#### Element data from apps and pages
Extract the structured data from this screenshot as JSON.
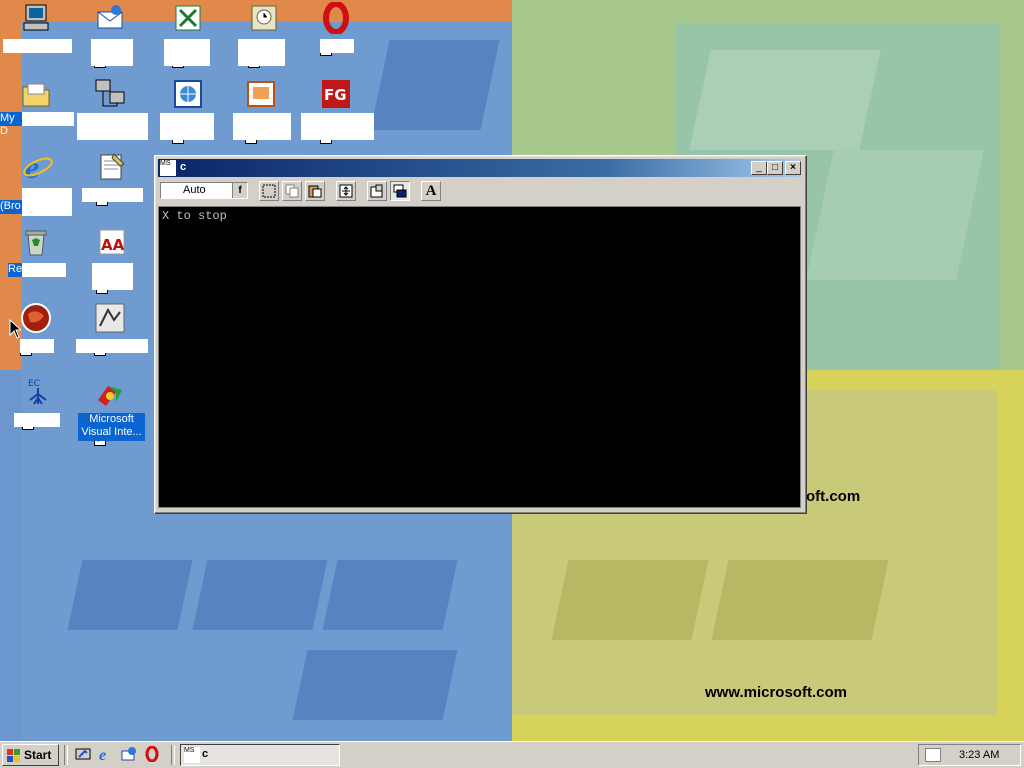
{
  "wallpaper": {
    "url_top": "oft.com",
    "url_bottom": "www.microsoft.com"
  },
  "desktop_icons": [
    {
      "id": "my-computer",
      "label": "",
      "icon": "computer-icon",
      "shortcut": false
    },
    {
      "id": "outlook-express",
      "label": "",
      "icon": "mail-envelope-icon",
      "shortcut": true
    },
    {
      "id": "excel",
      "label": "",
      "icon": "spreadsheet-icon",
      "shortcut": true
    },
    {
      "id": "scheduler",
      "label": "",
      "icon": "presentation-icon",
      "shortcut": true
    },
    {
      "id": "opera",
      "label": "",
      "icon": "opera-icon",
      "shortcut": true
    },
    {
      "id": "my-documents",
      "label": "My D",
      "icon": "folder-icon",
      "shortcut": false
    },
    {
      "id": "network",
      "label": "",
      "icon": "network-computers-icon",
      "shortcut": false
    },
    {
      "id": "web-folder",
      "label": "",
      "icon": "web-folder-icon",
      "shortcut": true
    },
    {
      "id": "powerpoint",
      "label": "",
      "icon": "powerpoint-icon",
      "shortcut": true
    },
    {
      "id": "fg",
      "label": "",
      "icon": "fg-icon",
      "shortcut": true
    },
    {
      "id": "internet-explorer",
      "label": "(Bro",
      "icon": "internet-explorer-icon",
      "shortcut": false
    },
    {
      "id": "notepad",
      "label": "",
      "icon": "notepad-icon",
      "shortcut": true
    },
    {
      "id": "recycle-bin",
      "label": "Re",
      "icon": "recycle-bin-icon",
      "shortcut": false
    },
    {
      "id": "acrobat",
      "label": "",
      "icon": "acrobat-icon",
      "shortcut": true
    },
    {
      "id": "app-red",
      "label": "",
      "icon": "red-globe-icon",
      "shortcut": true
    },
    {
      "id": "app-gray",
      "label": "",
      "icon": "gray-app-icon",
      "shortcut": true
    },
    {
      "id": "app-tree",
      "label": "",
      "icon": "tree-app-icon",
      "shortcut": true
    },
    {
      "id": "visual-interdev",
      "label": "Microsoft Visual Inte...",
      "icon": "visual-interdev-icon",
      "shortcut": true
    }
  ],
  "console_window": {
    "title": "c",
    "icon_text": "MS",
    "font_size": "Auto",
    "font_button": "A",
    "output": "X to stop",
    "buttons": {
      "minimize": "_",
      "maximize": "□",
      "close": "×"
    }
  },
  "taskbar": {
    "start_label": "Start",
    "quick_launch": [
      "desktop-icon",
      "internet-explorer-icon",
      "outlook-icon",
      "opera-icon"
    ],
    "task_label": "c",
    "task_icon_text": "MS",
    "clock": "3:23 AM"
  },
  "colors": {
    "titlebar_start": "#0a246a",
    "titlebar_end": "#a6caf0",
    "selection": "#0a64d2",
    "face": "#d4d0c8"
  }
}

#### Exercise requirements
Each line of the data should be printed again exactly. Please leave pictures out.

#### Final answer
Extract the structured data from this screenshot as JSON.
{
  "wallpaper": {
    "url_top": "oft.com",
    "url_bottom": "www.microsoft.com"
  },
  "desktop_icons": [
    {
      "id": "my-computer",
      "label": "",
      "icon": "computer-icon",
      "shortcut": false
    },
    {
      "id": "outlook-express",
      "label": "",
      "icon": "mail-envelope-icon",
      "shortcut": true
    },
    {
      "id": "excel",
      "label": "",
      "icon": "spreadsheet-icon",
      "shortcut": true
    },
    {
      "id": "scheduler",
      "label": "",
      "icon": "presentation-icon",
      "shortcut": true
    },
    {
      "id": "opera",
      "label": "",
      "icon": "opera-icon",
      "shortcut": true
    },
    {
      "id": "my-documents",
      "label": "My D",
      "icon": "folder-icon",
      "shortcut": false
    },
    {
      "id": "network",
      "label": "",
      "icon": "network-computers-icon",
      "shortcut": false
    },
    {
      "id": "web-folder",
      "label": "",
      "icon": "web-folder-icon",
      "shortcut": true
    },
    {
      "id": "powerpoint",
      "label": "",
      "icon": "powerpoint-icon",
      "shortcut": true
    },
    {
      "id": "fg",
      "label": "",
      "icon": "fg-icon",
      "shortcut": true
    },
    {
      "id": "internet-explorer",
      "label": "(Bro",
      "icon": "internet-explorer-icon",
      "shortcut": false
    },
    {
      "id": "notepad",
      "label": "",
      "icon": "notepad-icon",
      "shortcut": true
    },
    {
      "id": "recycle-bin",
      "label": "Re",
      "icon": "recycle-bin-icon",
      "shortcut": false
    },
    {
      "id": "acrobat",
      "label": "",
      "icon": "acrobat-icon",
      "shortcut": true
    },
    {
      "id": "app-red",
      "label": "",
      "icon": "red-globe-icon",
      "shortcut": true
    },
    {
      "id": "app-gray",
      "label": "",
      "icon": "gray-app-icon",
      "shortcut": true
    },
    {
      "id": "app-tree",
      "label": "",
      "icon": "tree-app-icon",
      "shortcut": true
    },
    {
      "id": "visual-interdev",
      "label": "Microsoft Visual Inte...",
      "icon": "visual-interdev-icon",
      "shortcut": true
    }
  ],
  "console_window": {
    "title": "c",
    "icon_text": "MS",
    "font_size": "Auto",
    "font_button": "A",
    "output": "X to stop",
    "buttons": {
      "minimize": "_",
      "maximize": "□",
      "close": "×"
    }
  },
  "taskbar": {
    "start_label": "Start",
    "quick_launch": [
      "desktop-icon",
      "internet-explorer-icon",
      "outlook-icon",
      "opera-icon"
    ],
    "task_label": "c",
    "task_icon_text": "MS",
    "clock": "3:23 AM"
  },
  "colors": {
    "titlebar_start": "#0a246a",
    "titlebar_end": "#a6caf0",
    "selection": "#0a64d2",
    "face": "#d4d0c8"
  }
}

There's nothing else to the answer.